Error in altimeter reading due temperature deviation from IAS = Density Error.
Standing by to be corrected by someone who actually knows what they are talking about!
7th Jan 2011, 12:34
Pressure Error = Putting the wrong subscale setting into the altimeter.
That's barometric error.
Error in altimeter reading due temperature deviation from IAS
If you meant ISA, that's temperature error.
7th Jan 2011, 12:54
Sorry, that was a typo, I did mean ISA.
Out of interest, does the P in PEC stand for Position or Pressure?
I was taught pressure.
7th Jan 2011, 13:17
Either, since they are the same thing, although correctly the error is one of pressure, due to position.
OK that was kinda stupid...good thing is its mostly a title error!! i now see that pressure/position error is simple, and as Lightning Mate described. :ok:
However it is clear that I was unknowingly trying to describe temperature error or true altitude....
Can you confirm that what i described was true in relation to true altitude?
except that altimeters do not show a decrease in pressure at a fixed rate, but at an accurate rate for ISA
And perhaps that the term "parcel of air" is a little misleading being that it is the entire column of air not just a sample of it!
and the PEC table bit!!

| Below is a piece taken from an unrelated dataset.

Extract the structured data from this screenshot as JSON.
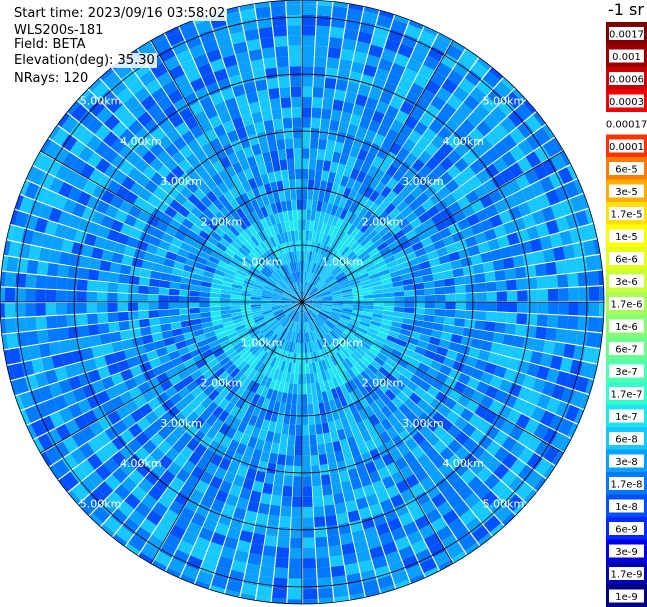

And 1 more question....without opening a can of worms; Does QNH = QFF at a particular location regardless of temperature, assuming both were calculated at the same place? or the same question in other words; If you are given a QNH at an A/D at an elevation of 5000ft and the temperature at that A/D is +20 deg, for the alt to read an accurate A/D elevation, wouldn't it have to have taken into account the temperature effect (non ISA) on pressure at that aerodrome?
8th Jan 2011, 10:02
Both QNH and QFF start off as the observed, actual, pressure at the station. QNH is then calculated (the met term is "reduced")down to a theoretical sea level on the asumption that ISA temps apply. The easiest way to do this is to set your altimeter to station elevation and read the subscale. This is QNH. Thus, regardless of temp or pressure at the station, with the current QNH set the reading on your altimeter at touchdown remains the correct station elevation.
QFF is different. QFF is station pressure reduced to a theoretical sea level using station elevation and the single recorded station temperature. In other words it assumes isothermal conditions from the station down.
In ISA conditions QNH should get your altimeter reading zero at msl. In cold conditions (ISA minus) your altimeter will read zero before you reach msl on the way down and vice versa. QFF, as the calculation changes to take account of station temperature, will be reasonably accurately at msl most of the time. For this reason QFF is plotted on msl forecast charts.
Note that when climbing above the station cold = danger but in desending below the station cold = safer
PS. Yes temp error calculations should take into account the temperature profile in the entire column of air, but in practice we take the ISA deviation at the indicated height and apply Genghis's rule of thumb
8th Jan 2011, 16:09
Could not have put it better. :ok:
lovely, thank you guys...that was very helpful